Two brothers, Pallade and Simon Violet, created this unique apéritif by combining various plant extracts with local cinchona bark in 1866. The wine was first advertised as medicinal and "prescribed" to people complaining of various aches and pains. While its popularity began to decline after World War II, you can definitely find it across Europe and at some liquor stores here in the states.
This is the largest vat in the world, with the ability to hold 1,000,200 liters of vermouth. Lucky for us they let you have a taste after building up the hype!
Next stop: a hike to Dolmen Na Cristiana
With Carl's navigation, I drove us up into the Pyrenees and ditched the car. We're now in the mountainous town of L'Albere.
We continued on foot!
Found it. A dolmen is a megalithic tomb, and most in western Europe like this one were built 7,000 years ago. Scholars and scientists cannot figure out exactly who built these and why.
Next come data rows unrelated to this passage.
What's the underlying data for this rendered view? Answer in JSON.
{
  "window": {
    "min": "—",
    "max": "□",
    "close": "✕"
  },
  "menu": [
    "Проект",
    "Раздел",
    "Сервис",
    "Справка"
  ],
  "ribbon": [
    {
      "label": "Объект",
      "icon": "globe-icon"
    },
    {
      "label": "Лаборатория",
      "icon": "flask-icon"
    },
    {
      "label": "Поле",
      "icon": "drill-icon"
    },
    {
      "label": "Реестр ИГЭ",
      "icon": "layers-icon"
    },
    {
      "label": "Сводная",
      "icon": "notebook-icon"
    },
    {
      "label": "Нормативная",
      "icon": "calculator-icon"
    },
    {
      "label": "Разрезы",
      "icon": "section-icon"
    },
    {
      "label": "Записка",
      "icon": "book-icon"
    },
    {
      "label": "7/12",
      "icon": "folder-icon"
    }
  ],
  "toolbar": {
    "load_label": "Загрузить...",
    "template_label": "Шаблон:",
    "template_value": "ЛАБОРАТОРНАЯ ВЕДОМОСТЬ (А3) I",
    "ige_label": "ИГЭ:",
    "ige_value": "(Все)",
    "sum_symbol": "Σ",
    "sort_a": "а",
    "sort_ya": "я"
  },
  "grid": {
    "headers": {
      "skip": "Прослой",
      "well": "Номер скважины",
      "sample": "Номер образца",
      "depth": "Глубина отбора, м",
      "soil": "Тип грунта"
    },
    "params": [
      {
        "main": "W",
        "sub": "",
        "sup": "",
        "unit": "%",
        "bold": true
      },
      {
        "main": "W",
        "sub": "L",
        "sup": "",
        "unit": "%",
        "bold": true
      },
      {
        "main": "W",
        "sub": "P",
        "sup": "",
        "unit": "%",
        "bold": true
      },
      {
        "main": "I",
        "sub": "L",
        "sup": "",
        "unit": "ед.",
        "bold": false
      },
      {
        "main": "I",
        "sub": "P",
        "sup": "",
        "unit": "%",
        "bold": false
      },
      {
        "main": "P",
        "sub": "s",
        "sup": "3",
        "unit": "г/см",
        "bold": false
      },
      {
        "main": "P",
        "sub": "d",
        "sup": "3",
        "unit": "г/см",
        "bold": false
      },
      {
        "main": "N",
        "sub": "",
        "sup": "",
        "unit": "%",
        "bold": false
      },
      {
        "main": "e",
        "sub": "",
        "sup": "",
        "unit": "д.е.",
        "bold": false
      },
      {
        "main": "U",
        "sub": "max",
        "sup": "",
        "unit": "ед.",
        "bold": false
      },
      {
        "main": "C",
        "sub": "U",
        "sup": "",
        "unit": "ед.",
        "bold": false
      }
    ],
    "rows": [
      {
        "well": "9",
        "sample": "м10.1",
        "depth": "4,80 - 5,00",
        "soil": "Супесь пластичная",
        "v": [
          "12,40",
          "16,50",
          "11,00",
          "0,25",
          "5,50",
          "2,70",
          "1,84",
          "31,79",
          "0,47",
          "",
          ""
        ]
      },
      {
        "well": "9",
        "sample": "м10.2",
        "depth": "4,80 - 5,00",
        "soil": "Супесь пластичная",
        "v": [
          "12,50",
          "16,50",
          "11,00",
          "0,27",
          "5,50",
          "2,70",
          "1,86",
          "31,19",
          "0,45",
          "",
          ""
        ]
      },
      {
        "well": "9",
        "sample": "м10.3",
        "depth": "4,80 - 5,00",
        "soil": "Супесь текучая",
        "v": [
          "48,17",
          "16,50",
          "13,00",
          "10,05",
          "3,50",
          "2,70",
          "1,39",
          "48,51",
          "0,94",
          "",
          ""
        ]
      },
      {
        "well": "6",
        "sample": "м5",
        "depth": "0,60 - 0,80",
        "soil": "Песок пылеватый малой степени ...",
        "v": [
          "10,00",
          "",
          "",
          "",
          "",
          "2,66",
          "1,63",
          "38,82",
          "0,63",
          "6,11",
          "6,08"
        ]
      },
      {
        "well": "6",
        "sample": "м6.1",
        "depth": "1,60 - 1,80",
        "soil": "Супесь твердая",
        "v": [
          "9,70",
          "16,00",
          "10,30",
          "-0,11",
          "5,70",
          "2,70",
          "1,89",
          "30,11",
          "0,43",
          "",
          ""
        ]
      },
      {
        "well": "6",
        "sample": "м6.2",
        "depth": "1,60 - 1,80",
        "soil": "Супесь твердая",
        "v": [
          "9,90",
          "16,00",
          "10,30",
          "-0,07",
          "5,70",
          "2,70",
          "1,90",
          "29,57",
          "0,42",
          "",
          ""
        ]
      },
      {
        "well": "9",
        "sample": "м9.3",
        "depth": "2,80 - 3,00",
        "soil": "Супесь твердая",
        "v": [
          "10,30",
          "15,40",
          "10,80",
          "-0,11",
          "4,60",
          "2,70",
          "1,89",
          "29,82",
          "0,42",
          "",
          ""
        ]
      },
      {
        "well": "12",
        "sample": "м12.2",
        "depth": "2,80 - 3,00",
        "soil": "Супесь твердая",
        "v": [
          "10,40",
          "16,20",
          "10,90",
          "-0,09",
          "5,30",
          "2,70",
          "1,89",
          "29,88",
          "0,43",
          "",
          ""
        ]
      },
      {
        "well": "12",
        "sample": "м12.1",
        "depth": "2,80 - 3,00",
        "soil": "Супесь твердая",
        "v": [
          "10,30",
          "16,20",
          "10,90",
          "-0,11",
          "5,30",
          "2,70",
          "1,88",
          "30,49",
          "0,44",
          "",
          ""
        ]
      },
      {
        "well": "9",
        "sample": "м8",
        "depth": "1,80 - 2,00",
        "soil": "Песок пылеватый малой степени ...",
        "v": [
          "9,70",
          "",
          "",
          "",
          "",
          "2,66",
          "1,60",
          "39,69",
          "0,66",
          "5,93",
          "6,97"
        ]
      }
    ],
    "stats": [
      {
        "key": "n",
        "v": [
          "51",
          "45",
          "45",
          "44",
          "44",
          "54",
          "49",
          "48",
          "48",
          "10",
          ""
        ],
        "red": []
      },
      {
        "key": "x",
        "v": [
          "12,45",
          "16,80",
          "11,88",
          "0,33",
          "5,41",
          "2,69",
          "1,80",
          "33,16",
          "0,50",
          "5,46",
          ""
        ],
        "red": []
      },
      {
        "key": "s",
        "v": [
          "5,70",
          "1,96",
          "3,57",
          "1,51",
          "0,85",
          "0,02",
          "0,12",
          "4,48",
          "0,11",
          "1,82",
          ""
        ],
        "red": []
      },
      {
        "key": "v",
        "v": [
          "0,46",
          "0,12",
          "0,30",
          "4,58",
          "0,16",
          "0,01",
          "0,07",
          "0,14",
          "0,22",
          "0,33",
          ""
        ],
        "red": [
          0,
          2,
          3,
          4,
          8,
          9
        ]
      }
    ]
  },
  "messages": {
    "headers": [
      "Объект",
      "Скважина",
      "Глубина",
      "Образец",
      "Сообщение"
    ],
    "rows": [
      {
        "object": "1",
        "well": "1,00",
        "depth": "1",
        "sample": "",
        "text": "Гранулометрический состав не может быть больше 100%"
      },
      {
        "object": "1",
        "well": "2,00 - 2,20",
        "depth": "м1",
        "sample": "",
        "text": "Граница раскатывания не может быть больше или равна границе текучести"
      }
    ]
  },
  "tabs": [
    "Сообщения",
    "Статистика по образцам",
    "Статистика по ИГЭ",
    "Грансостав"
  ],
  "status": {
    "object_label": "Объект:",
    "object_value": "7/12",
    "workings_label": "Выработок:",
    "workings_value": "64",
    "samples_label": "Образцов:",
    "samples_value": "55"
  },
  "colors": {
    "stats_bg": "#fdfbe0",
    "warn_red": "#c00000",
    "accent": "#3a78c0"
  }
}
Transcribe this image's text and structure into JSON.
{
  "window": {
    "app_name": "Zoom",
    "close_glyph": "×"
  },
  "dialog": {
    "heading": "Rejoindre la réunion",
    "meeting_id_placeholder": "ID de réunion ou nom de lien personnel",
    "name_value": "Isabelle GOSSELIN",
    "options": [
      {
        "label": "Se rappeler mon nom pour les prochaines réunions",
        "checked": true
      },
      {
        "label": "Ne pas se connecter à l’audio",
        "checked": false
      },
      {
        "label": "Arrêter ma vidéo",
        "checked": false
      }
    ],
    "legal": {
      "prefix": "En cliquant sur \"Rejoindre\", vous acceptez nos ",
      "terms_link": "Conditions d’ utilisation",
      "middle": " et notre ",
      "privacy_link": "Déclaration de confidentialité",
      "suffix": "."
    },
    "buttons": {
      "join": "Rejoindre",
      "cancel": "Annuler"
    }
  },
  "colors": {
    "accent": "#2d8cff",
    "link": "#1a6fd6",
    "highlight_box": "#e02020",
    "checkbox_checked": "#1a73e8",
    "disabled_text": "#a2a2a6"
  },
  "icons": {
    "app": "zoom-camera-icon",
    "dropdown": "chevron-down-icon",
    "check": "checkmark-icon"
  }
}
It's fascinating that there are various dolmens around the world, stretching to India and Korea, but no one has been able to figure out how they're all connected. If I could go back and do college over again, I would want to be some type of archaeologist or historic preservationist. I live for this kind of thing!
We had the whole trail and surrounding area to ourselves.
The yellow markers led us back down.
Gosh, the view was stunning. We spotted these little groupings of French homes across the landscape, and were envious of that kind of solitude and nature we don't always get to enjoy in New York.
Pooped from our hike, we got back on the road to drive the last bit into Barcelona.
A funny side story: When Tess and I returned the car, the office was closed with instructions to just drop the keys and your rental confirmation in a box. But I left the printed confirmation in my backpack that Carl had taken up to our Airbnb with the luggage. I called the rental company and a very nice man told me to scribble the confirmation number with my name on a piece of paper to leave with the key. Between the two of us (and the security guard) no one had paper. Tess hands me one of those giant bandaids, and we improvise. By some miracle the person collecting this the next day didn't toss the wrapper! I'm sure whoever it was had a good chuckle! We sure did.
We're finally in Barcelona! And in a charming Airbnb in El Born.
On our way to the beach, we stopped by one of Gaudí's famous architectural masterpieces. He was hired in 1906 to design a unit in the apartment building, Casa Milà, but the roof is the true standout.
Tip: If you can still pass for being in college, bring your student ID with you for a discounted ticket!
Ah, Barcelona it's great to be back! I hope you'll stick around for one final post of our time at Primavera Sound music festival, an amusement park at the top of a mountain, and I return to my favorite Gaudí spot.